3. Mail your finished paint chips to: “Art Is”, PO Box 64, North Bennington, Vermont. 05257. No return addresses, please!

4. There is no limit to the number of chips you can send; however please make sure your art is anonymous! Men and women of all ages, interests and creative abilities, fellow artists and artisans, craftspeople of all venues and genres, collectors and seekers, the novice, the nay-sayer and the passionate. This project calls to ALL who can taste, feel, see, touch and breathe art!

5. Please feel free to copy and paste this information and pass this request along to others who might like to participate, with a request to please delete all names and e-mail addresses that came with the message before it is sent to others. This is not only to honor the anonymity of the project, but also for the privacy of those involved.

Let’s help this artist, and see how far we can fling the word of art!

To help you get into the swing of things, here’s a fun “art-relation” song:
Crayola

Finding the Tiniest in Vermont

Standard

Although I have traveled to many places over the years, Vermont has always called to me. I knew it was where I belonged, and it was a happy day when I received my Vermont driver’s license and put on the “greens,” the green Vermont license plates, on my truck (the numbers and letters on my plates, after decoding, translate to “bees love honey”). I am madly in love with my new – last – homestate, and with the Green Mountains that climb along its western side.

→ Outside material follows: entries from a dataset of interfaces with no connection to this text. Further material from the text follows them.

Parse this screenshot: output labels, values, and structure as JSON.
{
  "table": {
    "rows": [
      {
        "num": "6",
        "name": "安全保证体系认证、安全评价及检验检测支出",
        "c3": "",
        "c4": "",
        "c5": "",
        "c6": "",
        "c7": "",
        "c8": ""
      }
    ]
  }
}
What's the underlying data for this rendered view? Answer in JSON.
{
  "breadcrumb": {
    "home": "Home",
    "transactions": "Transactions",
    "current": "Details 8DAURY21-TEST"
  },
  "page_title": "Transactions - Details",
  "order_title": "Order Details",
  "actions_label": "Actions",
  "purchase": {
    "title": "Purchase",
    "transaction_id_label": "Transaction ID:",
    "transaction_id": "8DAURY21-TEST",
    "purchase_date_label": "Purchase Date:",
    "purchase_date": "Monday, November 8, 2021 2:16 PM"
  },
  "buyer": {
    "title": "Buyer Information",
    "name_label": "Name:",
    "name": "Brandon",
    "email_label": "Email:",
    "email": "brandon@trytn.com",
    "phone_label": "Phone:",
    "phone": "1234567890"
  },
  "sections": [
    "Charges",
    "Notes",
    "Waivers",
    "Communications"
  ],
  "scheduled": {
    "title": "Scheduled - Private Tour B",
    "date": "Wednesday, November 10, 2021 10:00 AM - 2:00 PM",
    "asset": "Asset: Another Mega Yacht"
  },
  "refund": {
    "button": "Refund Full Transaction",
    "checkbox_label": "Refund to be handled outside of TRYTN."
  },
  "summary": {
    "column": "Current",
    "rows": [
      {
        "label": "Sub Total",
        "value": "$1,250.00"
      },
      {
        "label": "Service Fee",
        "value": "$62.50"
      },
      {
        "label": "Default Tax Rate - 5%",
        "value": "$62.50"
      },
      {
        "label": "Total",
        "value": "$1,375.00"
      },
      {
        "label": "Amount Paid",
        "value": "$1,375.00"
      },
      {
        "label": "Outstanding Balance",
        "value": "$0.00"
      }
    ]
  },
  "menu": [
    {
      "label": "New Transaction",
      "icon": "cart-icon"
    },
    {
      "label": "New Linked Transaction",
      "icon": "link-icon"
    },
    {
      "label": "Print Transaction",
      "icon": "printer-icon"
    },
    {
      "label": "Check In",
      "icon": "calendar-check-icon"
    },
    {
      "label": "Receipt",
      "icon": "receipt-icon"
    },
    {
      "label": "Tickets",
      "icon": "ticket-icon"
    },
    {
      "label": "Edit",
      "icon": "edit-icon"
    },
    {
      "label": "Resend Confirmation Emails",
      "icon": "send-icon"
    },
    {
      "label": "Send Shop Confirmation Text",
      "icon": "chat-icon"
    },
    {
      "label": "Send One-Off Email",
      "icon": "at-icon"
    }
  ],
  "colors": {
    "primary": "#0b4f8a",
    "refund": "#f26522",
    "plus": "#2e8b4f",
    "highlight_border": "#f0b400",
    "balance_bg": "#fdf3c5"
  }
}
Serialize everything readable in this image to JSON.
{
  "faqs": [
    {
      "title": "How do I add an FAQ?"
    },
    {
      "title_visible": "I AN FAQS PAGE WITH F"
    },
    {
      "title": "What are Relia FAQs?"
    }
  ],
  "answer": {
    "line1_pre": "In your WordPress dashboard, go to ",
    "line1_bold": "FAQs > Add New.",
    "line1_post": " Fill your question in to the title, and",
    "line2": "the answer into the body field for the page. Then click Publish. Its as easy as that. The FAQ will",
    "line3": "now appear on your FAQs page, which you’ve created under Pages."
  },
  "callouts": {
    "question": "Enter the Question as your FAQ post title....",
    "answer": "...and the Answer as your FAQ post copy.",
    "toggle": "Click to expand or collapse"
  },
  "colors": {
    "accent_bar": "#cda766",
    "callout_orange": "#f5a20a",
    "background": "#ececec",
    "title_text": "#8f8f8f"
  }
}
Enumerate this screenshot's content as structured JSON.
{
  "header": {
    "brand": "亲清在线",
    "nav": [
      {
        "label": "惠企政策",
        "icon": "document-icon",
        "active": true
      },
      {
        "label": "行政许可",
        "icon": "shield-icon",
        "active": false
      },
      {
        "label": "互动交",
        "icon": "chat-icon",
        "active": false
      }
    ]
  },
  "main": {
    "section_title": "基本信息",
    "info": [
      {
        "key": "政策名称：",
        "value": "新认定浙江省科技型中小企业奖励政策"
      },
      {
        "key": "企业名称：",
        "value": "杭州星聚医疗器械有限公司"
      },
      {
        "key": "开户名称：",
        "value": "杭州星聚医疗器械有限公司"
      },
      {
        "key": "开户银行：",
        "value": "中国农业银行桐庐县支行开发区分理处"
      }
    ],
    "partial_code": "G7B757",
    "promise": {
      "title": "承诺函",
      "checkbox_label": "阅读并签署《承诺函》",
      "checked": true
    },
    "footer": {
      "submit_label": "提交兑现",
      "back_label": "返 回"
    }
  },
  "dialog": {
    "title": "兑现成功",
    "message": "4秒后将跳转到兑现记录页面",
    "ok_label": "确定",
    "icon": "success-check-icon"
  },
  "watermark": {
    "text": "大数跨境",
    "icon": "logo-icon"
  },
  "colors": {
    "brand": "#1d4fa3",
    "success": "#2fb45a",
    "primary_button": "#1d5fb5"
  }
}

For the last day of my Blogathon New Thing extravaganza, I found out about a tiny little city in the upper portion of the mountain range – Vergennes.

Vergennes is Vermont’s oldest city, established in 1788, and is also Vermont’s first incorporated city. And it is the state’s smallest city (third smallest in the nation). Now, I am a sucker for anything that claims to be the world’s largest or smallest, shortest or tallest, etc. I have seen the largest basket and ball of twine, New York’s smallest post office, the world’s biggest shoe….I could go on. So of course I had to read about Vergennes, and I plan to visit soon. Look out Vergennes!

And to fellow Blogathoners – it has been a wonderful ride. I tripped and fell a few times, missing some days on the way. But most of the time, there were fellow froggers to fill in the potholes. I thank you. And a big thanks to Michelle Rafter, the genius behind the Blogathon. Count me in for Blogathon 3.

Cheers Honey

Standard

I know – I missed a day. But I had a good excuse. I went to the farm yesterday and added honey supers to five of the beehives. We hope to pull some honey before opening day on the 4th of July. While I was there, I checked out the blueberry fields with owner Byron Winney. A colony of honeybees worked the middle field of blueberry flowers along with dozens of bumblebees. The plants are loaded, so Mother Earth willing, there will be a bumper crop this year.

Today, I am enjoying the beautiful weather – and a lovely drink by friend Monica Bhide, author of “Modern Spice.” I must admit, I made mine a mock drink without the rum puncher. But it was so delicious! And next time, I am planning to add some fresh blueberry juice, too:

Pomegranate Delight